PayPal sent the letter, seen below, to Lindsay and Howard Durdle. (Facebook/Howard Durdle)
PayPal was forced to apologize after sending a letter to a woman who had died of cance… https://t.co/4nCKEehLUr pic.twitter.com/HdjPD0mUOl
A deceased woman’s widower received an incredibly insensitive letter from PayPal following his wife’s death.
According to BBC News, the woman had died from cancer, and the firm's letter stated that her death breached its rules and that the company may take legal action as a result.
The company has since admitted that the correspondence was inappropriate and apologized to the woman’s husband. It has also opened an investigation into how and why the letter was distributed.
Howard Durdle brought the issue to the attention of the BBC in an effort to spread awareness to corporate companies that their automated systems can be flawed.
His late wife, Lindsay Durdle, passed away in May at 37 years old. She was initially diagnosed with breast cancer, which eventually spread to her lungs and brain.
Howard Durdle notified PayPal of her death and provided copies of her death certificate, her will, and his identification, per the company’s request.
Some weeks later, the disturbing letter came to his home, addressed in his wife’s name with the headline: “Important: You should read this notice carefully.”
The notice went on to say that she owed about £3,200, or approximately $4,227, to the online payments service, adding that, “You are in breach of condition 15.4(c) of your agreement with PayPal Credit as we have received notice that you are deceased... this breach is not capable of remedy."
Paypal has told Howard Durdle that it is treating this matter as “a priority” and has written off the debt while the investigation is underway.
"We apologize to Mr. Durdle for the distress this letter has caused," a spokesman added. "We are urgently looking into this matter, and are in direct contact with Mr. Durdle to support him."
According to Howard Durdle, a PayPal staff member told him there were three possible reasons for why the correspondence was sent.
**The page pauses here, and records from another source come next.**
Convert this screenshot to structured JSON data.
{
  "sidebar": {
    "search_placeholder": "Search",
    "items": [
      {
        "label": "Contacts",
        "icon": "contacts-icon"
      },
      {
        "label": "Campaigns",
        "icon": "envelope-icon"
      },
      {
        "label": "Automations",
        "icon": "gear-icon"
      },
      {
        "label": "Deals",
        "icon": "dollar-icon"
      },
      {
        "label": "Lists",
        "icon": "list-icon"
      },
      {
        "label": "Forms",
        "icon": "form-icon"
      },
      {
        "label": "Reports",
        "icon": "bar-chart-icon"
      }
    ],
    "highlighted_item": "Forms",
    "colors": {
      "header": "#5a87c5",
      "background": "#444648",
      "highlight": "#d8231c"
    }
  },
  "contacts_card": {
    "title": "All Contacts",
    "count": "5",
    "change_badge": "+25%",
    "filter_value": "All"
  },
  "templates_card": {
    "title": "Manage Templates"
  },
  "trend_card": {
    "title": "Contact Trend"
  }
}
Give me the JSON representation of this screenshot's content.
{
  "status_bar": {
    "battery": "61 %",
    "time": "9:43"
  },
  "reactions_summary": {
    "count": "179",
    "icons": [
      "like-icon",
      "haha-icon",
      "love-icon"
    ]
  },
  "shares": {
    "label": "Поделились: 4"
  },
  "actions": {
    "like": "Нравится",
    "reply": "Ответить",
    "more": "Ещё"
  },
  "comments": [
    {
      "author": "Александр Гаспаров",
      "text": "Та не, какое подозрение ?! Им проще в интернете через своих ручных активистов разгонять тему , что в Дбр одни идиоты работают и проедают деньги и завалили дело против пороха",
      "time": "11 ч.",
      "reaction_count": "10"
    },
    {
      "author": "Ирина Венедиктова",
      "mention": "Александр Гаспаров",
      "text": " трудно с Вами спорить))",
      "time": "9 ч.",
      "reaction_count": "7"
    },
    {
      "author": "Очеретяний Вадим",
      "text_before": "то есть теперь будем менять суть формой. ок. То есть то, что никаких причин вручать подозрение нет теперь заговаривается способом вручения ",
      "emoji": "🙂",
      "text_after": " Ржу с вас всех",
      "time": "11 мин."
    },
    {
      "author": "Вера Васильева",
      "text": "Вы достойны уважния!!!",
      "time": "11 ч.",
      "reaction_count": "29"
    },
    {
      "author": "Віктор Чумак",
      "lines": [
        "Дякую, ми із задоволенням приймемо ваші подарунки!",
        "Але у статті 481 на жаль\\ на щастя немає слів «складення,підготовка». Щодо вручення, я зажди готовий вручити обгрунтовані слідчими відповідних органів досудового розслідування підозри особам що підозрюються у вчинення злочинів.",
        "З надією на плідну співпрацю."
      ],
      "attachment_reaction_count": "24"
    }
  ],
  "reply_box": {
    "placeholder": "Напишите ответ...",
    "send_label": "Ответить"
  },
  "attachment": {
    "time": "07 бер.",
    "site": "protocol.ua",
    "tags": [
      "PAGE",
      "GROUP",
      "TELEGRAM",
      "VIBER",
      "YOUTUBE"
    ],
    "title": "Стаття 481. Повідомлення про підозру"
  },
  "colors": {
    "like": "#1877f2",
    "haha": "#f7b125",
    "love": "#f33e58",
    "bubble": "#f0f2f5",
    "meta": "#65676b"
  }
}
The potential explanations included a bug, a bad letter template, or human error.
"I'm in a reasonable place at the moment, I've got quite a level head on my shoulders and am quite capable of dealing with paperwork like this," Howard Durdle said.
He continued: "But I'm a member of the charity Widowed and Young, and I've seen first-hand in there how a letter like this or something like it can completely derail somebody. If I'm going to make any fuss about this at all, it's to make sure that PayPal — or any other organization that might do this kind of insensitive thing — recognizes the damage they can cause the recently bereaved."
To say that this was egregious would be an understatement. However, PayPal's response indicates that the company is genuinely apologetic for the error and is taking strides to fix their system. But there's no telling how many grieving families have received similar letters, forcing them to relive their heartbreak all over again and simultaneously stress over an unpaid debt.